Top of Data for this task
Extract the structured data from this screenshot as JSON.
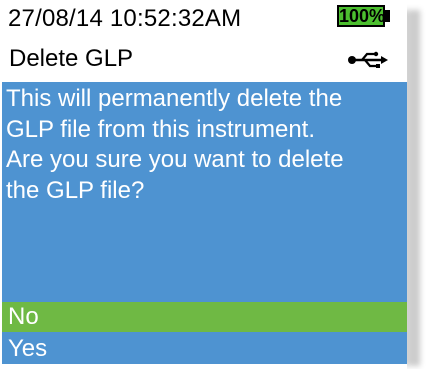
{
  "status": {
    "datetime": "27/08/14  10:52:32AM",
    "battery": "100%"
  },
  "header": {
    "title": "Delete GLP",
    "usb_icon": "usb-icon"
  },
  "dialog": {
    "message": "This will permanently delete the\nGLP file from this instrument.\nAre you sure you want to delete\nthe GLP file?",
    "options": {
      "no": "No",
      "yes": "Yes"
    }
  },
  "colors": {
    "panel_blue": "#4e93d1",
    "selected_green": "#6fb944",
    "battery_green": "#4cbf2f"
  }
}
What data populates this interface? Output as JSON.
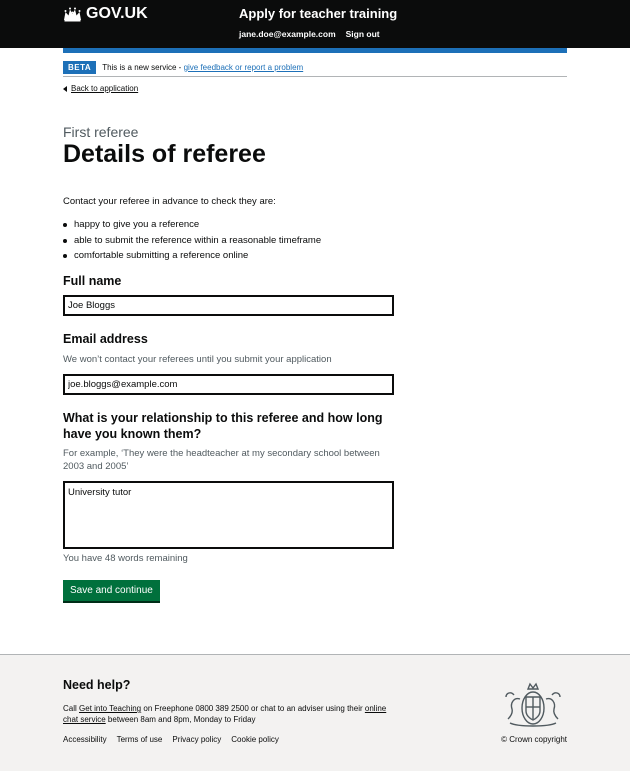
{
  "header": {
    "logo_text": "GOV.UK",
    "service_name": "Apply for teacher training",
    "nav": [
      {
        "label": "jane.doe@example.com"
      },
      {
        "label": "Sign out"
      }
    ]
  },
  "phase": {
    "tag": "BETA",
    "text": "This is a new service -",
    "link": "give feedback or report a problem"
  },
  "back_link": "Back to application",
  "caption": "First referee",
  "title": "Details of referee",
  "intro": "Contact your referee in advance to check they are:",
  "bullets": [
    "happy to give you a reference",
    "able to submit the reference within a reasonable timeframe",
    "comfortable submitting a reference online"
  ],
  "form": {
    "full_name": {
      "label": "Full name",
      "value": "Joe Bloggs"
    },
    "email": {
      "label": "Email address",
      "hint": "We won’t contact your referees until you submit your application",
      "value": "joe.bloggs@example.com"
    },
    "relationship": {
      "label": "What is your relationship to this referee and how long have you known them?",
      "hint": "For example, ‘They were the headteacher at my secondary school between 2003 and 2005’",
      "value": "University tutor",
      "count_message": "You have 48 words remaining"
    },
    "submit_label": "Save and continue"
  },
  "footer": {
    "title": "Need help?",
    "help_prefix": "Call",
    "help_link1": "Get into Teaching",
    "help_middle": "on Freephone 0800 389 2500 or chat to an adviser using their",
    "help_link2": "online chat service",
    "help_suffix": "between 8am and 8pm, Monday to Friday",
    "links": [
      "Accessibility",
      "Terms of use",
      "Privacy policy",
      "Cookie policy"
    ],
    "copyright": "© Crown copyright"
  },
  "colors": {
    "header_bg": "#0b0c0c",
    "brand_blue": "#1d70b8",
    "button_green": "#00703c",
    "footer_bg": "#f3f2f1"
  }
}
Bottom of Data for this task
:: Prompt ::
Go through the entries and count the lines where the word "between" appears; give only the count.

:: Exercise solution ::
2